▶ Your instructions
Down to the last line, set down the material below exactly; skip the pictures.
Input: Begin
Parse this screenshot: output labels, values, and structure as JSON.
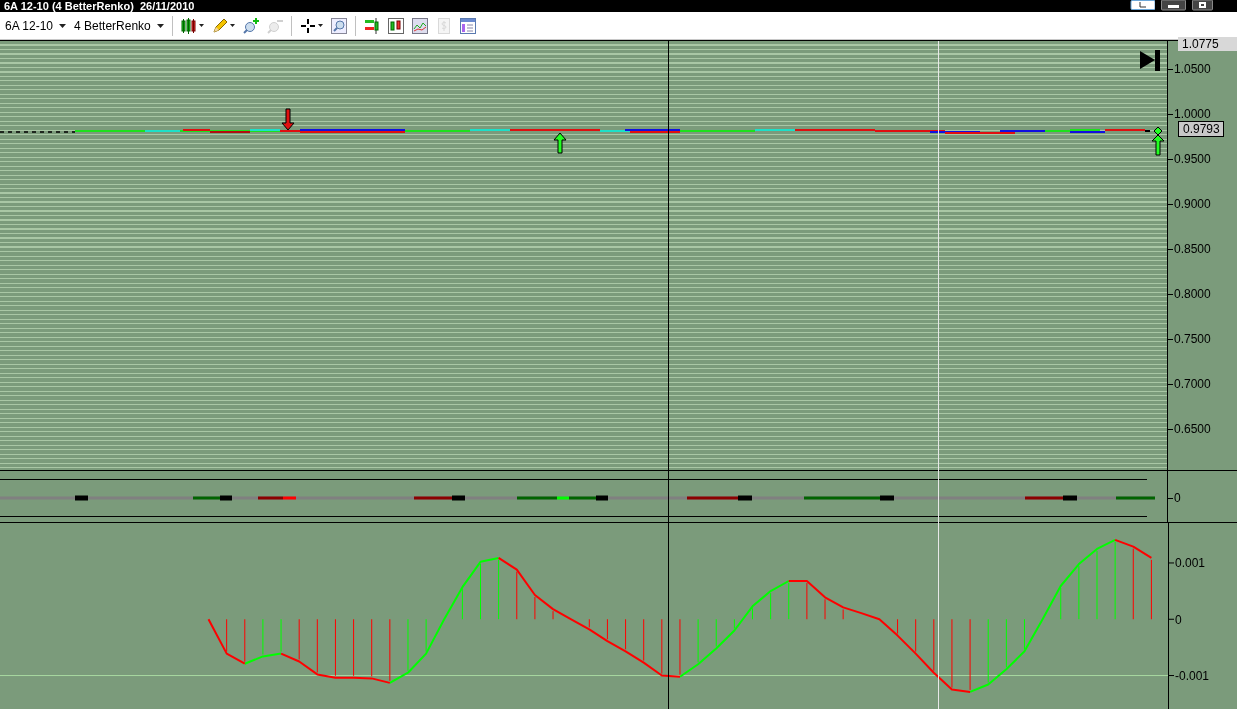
{
  "window": {
    "title": "6A 12-10 (4 BetterRenko)  26/11/2010",
    "buttons": [
      {
        "kind": "layout"
      },
      {
        "kind": "minimize"
      },
      {
        "kind": "restore"
      }
    ]
  },
  "toolbar": {
    "instrument": "6A 12-10",
    "bar_type": "4 BetterRenko",
    "tool_groups": [
      [
        {
          "kind": "candles",
          "dropdown": true,
          "disabled": false
        },
        {
          "kind": "pencil",
          "dropdown": true,
          "disabled": false
        },
        {
          "kind": "zoom-in",
          "dropdown": false,
          "disabled": false
        },
        {
          "kind": "zoom-out",
          "dropdown": false,
          "disabled": true
        }
      ],
      [
        {
          "kind": "crosshair",
          "dropdown": true,
          "disabled": false
        },
        {
          "kind": "zoom-box",
          "dropdown": false,
          "disabled": false
        }
      ],
      [
        {
          "kind": "strategy",
          "dropdown": false,
          "disabled": false
        },
        {
          "kind": "bars",
          "dropdown": false,
          "disabled": false
        },
        {
          "kind": "chart",
          "dropdown": false,
          "disabled": false
        },
        {
          "kind": "dollar",
          "dropdown": false,
          "disabled": true
        },
        {
          "kind": "properties",
          "dropdown": false,
          "disabled": false
        }
      ]
    ]
  },
  "price_panel": {
    "top_price": "1.0775",
    "current_price": "0.9793",
    "axis_labels": [
      "1.0500",
      "1.0000",
      "0.9500",
      "0.9000",
      "0.8500",
      "0.8000",
      "0.7500",
      "0.7000",
      "0.6500"
    ]
  },
  "signal_panel": {
    "axis_label": "0"
  },
  "oscillator_panel": {
    "chart_data": {
      "type": "line",
      "ylim": [
        -0.00163,
        0.00171
      ],
      "yticks": [
        {
          "value": 0.001,
          "label": "0.001"
        },
        {
          "value": 0,
          "label": "0"
        },
        {
          "value": -0.001,
          "label": "-0.001"
        }
      ],
      "series": [
        {
          "color": "#00ff00",
          "values": [
            null,
            null,
            null,
            null,
            null,
            null,
            null,
            null,
            null,
            null,
            null,
            null,
            null,
            -0.00079,
            -0.00066,
            -0.00061,
            null,
            null,
            null,
            null,
            null,
            -0.00113,
            -0.00095,
            -0.00061,
            0,
            0.00057,
            0.00102,
            0.00109,
            null,
            null,
            null,
            null,
            null,
            null,
            null,
            null,
            null,
            -0.00102,
            -0.0008,
            -0.00052,
            -0.0002,
            0.00023,
            0.0005,
            0.00068,
            null,
            null,
            null,
            null,
            null,
            null,
            null,
            null,
            null,
            -0.00129,
            -0.00116,
            -0.00089,
            -0.00057,
            0,
            0.00059,
            0.00098,
            0.00125,
            0.00141,
            null,
            null,
            null,
            null,
            null,
            null
          ]
        },
        {
          "color": "#ff0000",
          "values": [
            null,
            null,
            null,
            null,
            null,
            null,
            null,
            null,
            null,
            null,
            null,
            0,
            -0.00061,
            -0.00079,
            null,
            -0.00061,
            -0.00075,
            -0.00098,
            -0.00104,
            -0.00104,
            -0.00105,
            -0.00113,
            null,
            null,
            null,
            null,
            null,
            0.00109,
            0.00088,
            0.00043,
            0.00018,
            0,
            -0.00018,
            -0.00039,
            -0.00057,
            -0.00077,
            -0.001,
            -0.00102,
            null,
            null,
            null,
            null,
            null,
            0.00068,
            0.00068,
            0.00039,
            0.00021,
            0.00011,
            0,
            -0.00029,
            -0.00061,
            -0.00095,
            -0.00125,
            -0.00129,
            null,
            null,
            null,
            null,
            null,
            null,
            null,
            0.00141,
            0.00129,
            0.00109,
            null,
            null,
            null,
            null
          ]
        }
      ]
    }
  }
}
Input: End
▶ Exercise response
Parse this screenshot: output labels, values, and structure as JSON.
{
  "window": {
    "title": "6A 12-10 (4 BetterRenko)  26/11/2010",
    "buttons": [
      {
        "kind": "layout"
      },
      {
        "kind": "minimize"
      },
      {
        "kind": "restore"
      }
    ]
  },
  "toolbar": {
    "instrument": "6A 12-10",
    "bar_type": "4 BetterRenko",
    "tool_groups": [
      [
        {
          "kind": "candles",
          "dropdown": true,
          "disabled": false
        },
        {
          "kind": "pencil",
          "dropdown": true,
          "disabled": false
        },
        {
          "kind": "zoom-in",
          "dropdown": false,
          "disabled": false
        },
        {
          "kind": "zoom-out",
          "dropdown": false,
          "disabled": true
        }
      ],
      [
        {
          "kind": "crosshair",
          "dropdown": true,
          "disabled": false
        },
        {
          "kind": "zoom-box",
          "dropdown": false,
          "disabled": false
        }
      ],
      [
        {
          "kind": "strategy",
          "dropdown": false,
          "disabled": false
        },
        {
          "kind": "bars",
          "dropdown": false,
          "disabled": false
        },
        {
          "kind": "chart",
          "dropdown": false,
          "disabled": false
        },
        {
          "kind": "dollar",
          "dropdown": false,
          "disabled": true
        },
        {
          "kind": "properties",
          "dropdown": false,
          "disabled": false
        }
      ]
    ]
  },
  "price_panel": {
    "top_price": "1.0775",
    "current_price": "0.9793",
    "axis_labels": [
      "1.0500",
      "1.0000",
      "0.9500",
      "0.9000",
      "0.8500",
      "0.8000",
      "0.7500",
      "0.7000",
      "0.6500"
    ]
  },
  "signal_panel": {
    "axis_label": "0"
  },
  "oscillator_panel": {
    "chart_data": {
      "type": "line",
      "ylim": [
        -0.00163,
        0.00171
      ],
      "yticks": [
        {
          "value": 0.001,
          "label": "0.001"
        },
        {
          "value": 0,
          "label": "0"
        },
        {
          "value": -0.001,
          "label": "-0.001"
        }
      ],
      "series": [
        {
          "color": "#00ff00",
          "values": [
            null,
            null,
            null,
            null,
            null,
            null,
            null,
            null,
            null,
            null,
            null,
            null,
            null,
            -0.00079,
            -0.00066,
            -0.00061,
            null,
            null,
            null,
            null,
            null,
            -0.00113,
            -0.00095,
            -0.00061,
            0,
            0.00057,
            0.00102,
            0.00109,
            null,
            null,
            null,
            null,
            null,
            null,
            null,
            null,
            null,
            -0.00102,
            -0.0008,
            -0.00052,
            -0.0002,
            0.00023,
            0.0005,
            0.00068,
            null,
            null,
            null,
            null,
            null,
            null,
            null,
            null,
            null,
            -0.00129,
            -0.00116,
            -0.00089,
            -0.00057,
            0,
            0.00059,
            0.00098,
            0.00125,
            0.00141,
            null,
            null,
            null,
            null,
            null,
            null
          ]
        },
        {
          "color": "#ff0000",
          "values": [
            null,
            null,
            null,
            null,
            null,
            null,
            null,
            null,
            null,
            null,
            null,
            0,
            -0.00061,
            -0.00079,
            null,
            -0.00061,
            -0.00075,
            -0.00098,
            -0.00104,
            -0.00104,
            -0.00105,
            -0.00113,
            null,
            null,
            null,
            null,
            null,
            0.00109,
            0.00088,
            0.00043,
            0.00018,
            0,
            -0.00018,
            -0.00039,
            -0.00057,
            -0.00077,
            -0.001,
            -0.00102,
            null,
            null,
            null,
            null,
            null,
            0.00068,
            0.00068,
            0.00039,
            0.00021,
            0.00011,
            0,
            -0.00029,
            -0.00061,
            -0.00095,
            -0.00125,
            -0.00129,
            null,
            null,
            null,
            null,
            null,
            null,
            null,
            0.00141,
            0.00129,
            0.00109,
            null,
            null,
            null,
            null
          ]
        }
      ]
    }
  }
}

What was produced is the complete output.